October has been a month of change. From the change in the seasonal weather, to the behaviours and movements of the wildlife in the national park. The overnight frosts play a part in shocking trees and shrubs to start their Autumn transformation. With the first frost in September the colours began to show and by mid-October the countryside was popping. The Silver Birch, Aspen, Bracken and Larch trees have been showing their vibrant colours for as long as possible, before the wind blew the leaves off, creating a carpet of gold.
So why do leaves change colour? Something called Chlorophyll is a pigment that makes leaves have their vibrant green during the Spring and Summer. As the days get shorter and the dark starts to set in, this pigment starts to wear off, revealing the tones of orange, yellows and reds we see in the foliage.

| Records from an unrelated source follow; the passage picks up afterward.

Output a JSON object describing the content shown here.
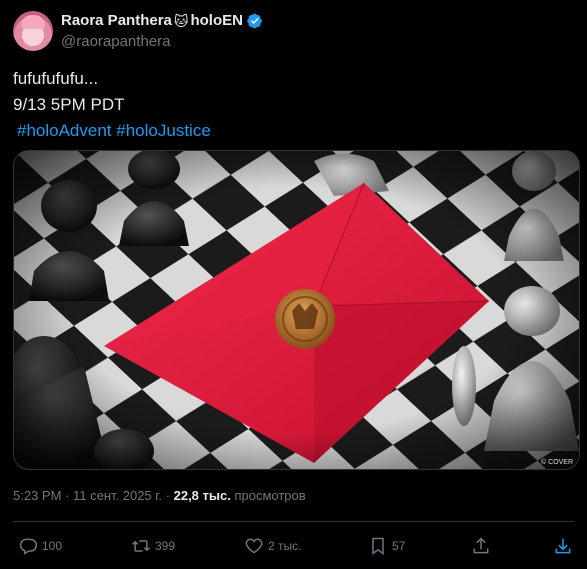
{
  "author": {
    "display_name": "Raora Panthera",
    "cat_emoji": "🐱",
    "suffix": "holoEN",
    "handle": "@raorapanthera",
    "verified_color": "#1d9bf0"
  },
  "tweet": {
    "lines": [
      "fufufufufu...",
      "9/13 5PM PDT"
    ],
    "hashtags": [
      "#holoAdvent",
      "#holoJustice"
    ],
    "hashtag_color": "#1d9bf0"
  },
  "media": {
    "watermark": "© COVER",
    "envelope_color": "#e01a3e",
    "seal_color": "#b8772e"
  },
  "meta": {
    "time": "5:23 PM",
    "separator": " · ",
    "date": "11 сент. 2025 г.",
    "views_count": "22,8 тыс.",
    "views_label": "просмотров"
  },
  "actions": {
    "replies": "100",
    "reposts": "399",
    "likes": "2 тыс.",
    "bookmarks": "57"
  }
}
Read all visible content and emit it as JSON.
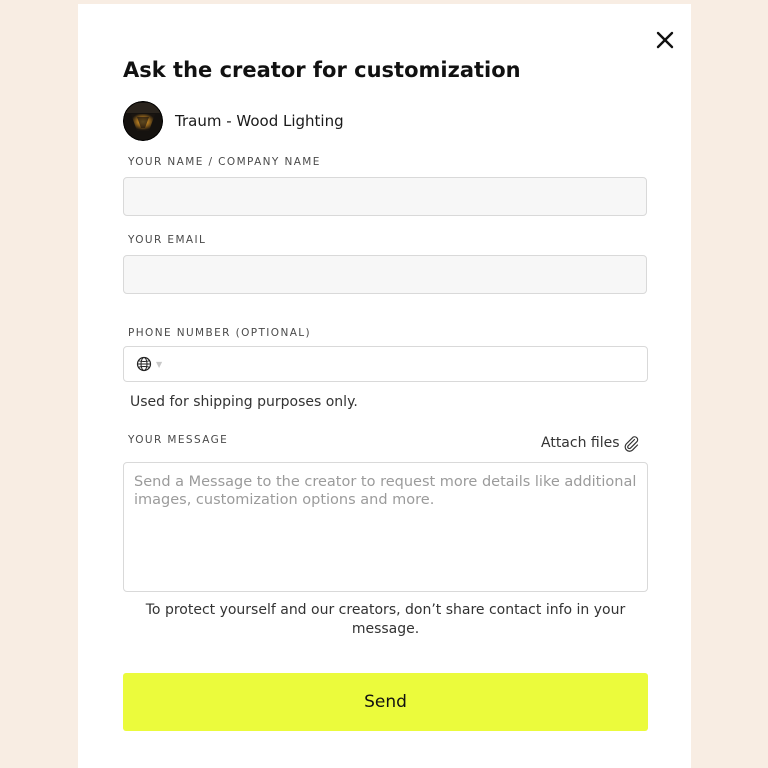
{
  "modal": {
    "title": "Ask the creator for customization",
    "close_icon": "close-icon"
  },
  "creator": {
    "name": "Traum - Wood Lighting",
    "avatar_icon": "creator-avatar"
  },
  "form": {
    "name_label": "YOUR NAME / COMPANY NAME",
    "name_value": "",
    "email_label": "YOUR EMAIL",
    "email_value": "",
    "phone_label": "PHONE NUMBER (OPTIONAL)",
    "phone_country_icon": "globe-icon",
    "phone_value": "",
    "phone_helper": "Used for shipping purposes only.",
    "message_label": "YOUR MESSAGE",
    "attach_label": "Attach files",
    "attach_icon": "paperclip-icon",
    "message_placeholder": "Send a Message to the creator to request more details like additional images, customization options and more.",
    "message_value": "",
    "notice": "To protect yourself and our creators, don’t share contact info in your message.",
    "send_label": "Send"
  },
  "colors": {
    "page_background": "#f8ede3",
    "modal_background": "#ffffff",
    "send_button": "#ebfb3c",
    "input_background": "#f7f7f7",
    "input_border": "#d9d9d9"
  }
}
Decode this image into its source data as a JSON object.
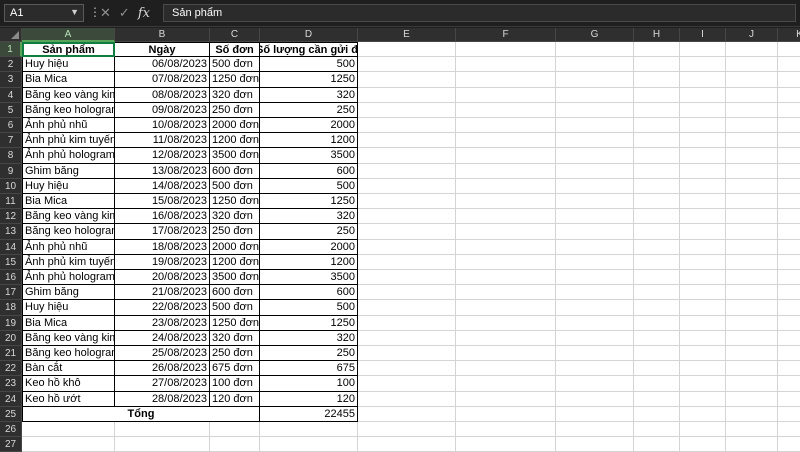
{
  "namebox": {
    "value": "A1"
  },
  "formula_bar": {
    "value": "Sản phẩm"
  },
  "columns": [
    "A",
    "B",
    "C",
    "D",
    "E",
    "F",
    "G",
    "H",
    "I",
    "J",
    "K"
  ],
  "header": {
    "product": "Sản phẩm",
    "date": "Ngày",
    "orders": "Số đơn",
    "qty": "Số lượng cần gửi đi"
  },
  "rows": [
    [
      "Huy hiệu",
      "06/08/2023",
      "500 đơn",
      "500"
    ],
    [
      "Bia Mica",
      "07/08/2023",
      "1250 đơn",
      "1250"
    ],
    [
      "Băng keo vàng kim",
      "08/08/2023",
      "320 đơn",
      "320"
    ],
    [
      "Băng keo hologram",
      "09/08/2023",
      "250 đơn",
      "250"
    ],
    [
      "Ảnh phủ nhũ",
      "10/08/2023",
      "2000 đơn",
      "2000"
    ],
    [
      "Ảnh phủ kim tuyến",
      "11/08/2023",
      "1200 đơn",
      "1200"
    ],
    [
      "Ảnh phủ hologram",
      "12/08/2023",
      "3500 đơn",
      "3500"
    ],
    [
      "Ghim băng",
      "13/08/2023",
      "600 đơn",
      "600"
    ],
    [
      "Huy hiệu",
      "14/08/2023",
      "500 đơn",
      "500"
    ],
    [
      "Bia Mica",
      "15/08/2023",
      "1250 đơn",
      "1250"
    ],
    [
      "Băng keo vàng kim",
      "16/08/2023",
      "320 đơn",
      "320"
    ],
    [
      "Băng keo hologram",
      "17/08/2023",
      "250 đơn",
      "250"
    ],
    [
      "Ảnh phủ nhũ",
      "18/08/2023",
      "2000 đơn",
      "2000"
    ],
    [
      "Ảnh phủ kim tuyến",
      "19/08/2023",
      "1200 đơn",
      "1200"
    ],
    [
      "Ảnh phủ hologram",
      "20/08/2023",
      "3500 đơn",
      "3500"
    ],
    [
      "Ghim băng",
      "21/08/2023",
      "600 đơn",
      "600"
    ],
    [
      "Huy hiệu",
      "22/08/2023",
      "500 đơn",
      "500"
    ],
    [
      "Bia Mica",
      "23/08/2023",
      "1250 đơn",
      "1250"
    ],
    [
      "Băng keo vàng kim",
      "24/08/2023",
      "320 đơn",
      "320"
    ],
    [
      "Băng keo hologram",
      "25/08/2023",
      "250 đơn",
      "250"
    ],
    [
      "Bàn cắt",
      "26/08/2023",
      "675 đơn",
      "675"
    ],
    [
      "Keo hồ khô",
      "27/08/2023",
      "100 đơn",
      "100"
    ],
    [
      "Keo hồ ướt",
      "28/08/2023",
      "120 đơn",
      "120"
    ]
  ],
  "total": {
    "label": "Tổng",
    "value": "22455"
  },
  "row_numbers": [
    "1",
    "2",
    "3",
    "4",
    "5",
    "6",
    "7",
    "8",
    "9",
    "10",
    "11",
    "12",
    "13",
    "14",
    "15",
    "16",
    "17",
    "18",
    "19",
    "20",
    "21",
    "22",
    "23",
    "24",
    "25",
    "26",
    "27"
  ],
  "icons": {
    "cancel": "close-icon",
    "confirm": "check-icon",
    "function": "fx-icon"
  },
  "colors": {
    "active_cell": "#107c41",
    "chrome": "#1f1f1f"
  }
}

The change in animal behaviour at this time of year is also very noticeable. Mammals (especially those that hibernate) become even more hungry and are constantly on the lookout for food to get them through the Winter months. One behaviour that is most noticeable due to its volume, is the Rut of Red Deer. Across Scotland, Red Deer is our most prominent deer species alongside the Roe, and in the Autumn, they gear themselves up for the big Rut. After casting their old antlers in the spring, their new large antlers are ready for battle. A stag’s testosterone if heightened as they protect their ground and battle to become the alfa male with the most hinds in preparation for mating season. Although these deer are familiar sights in upland glens, they also roam around tree plantations.
We also welcome back the BBC Autumnwatch team in October, coming live from the Cairngorms National Park. Over the 4 nights, they showcased the transformation of this landscape through time lapses and films of fungi, Deer and return of thousands of Pink-footed geese. To catch up on the programmes and see the beautiful National Park from a different perspective, them watch them here for the next few days.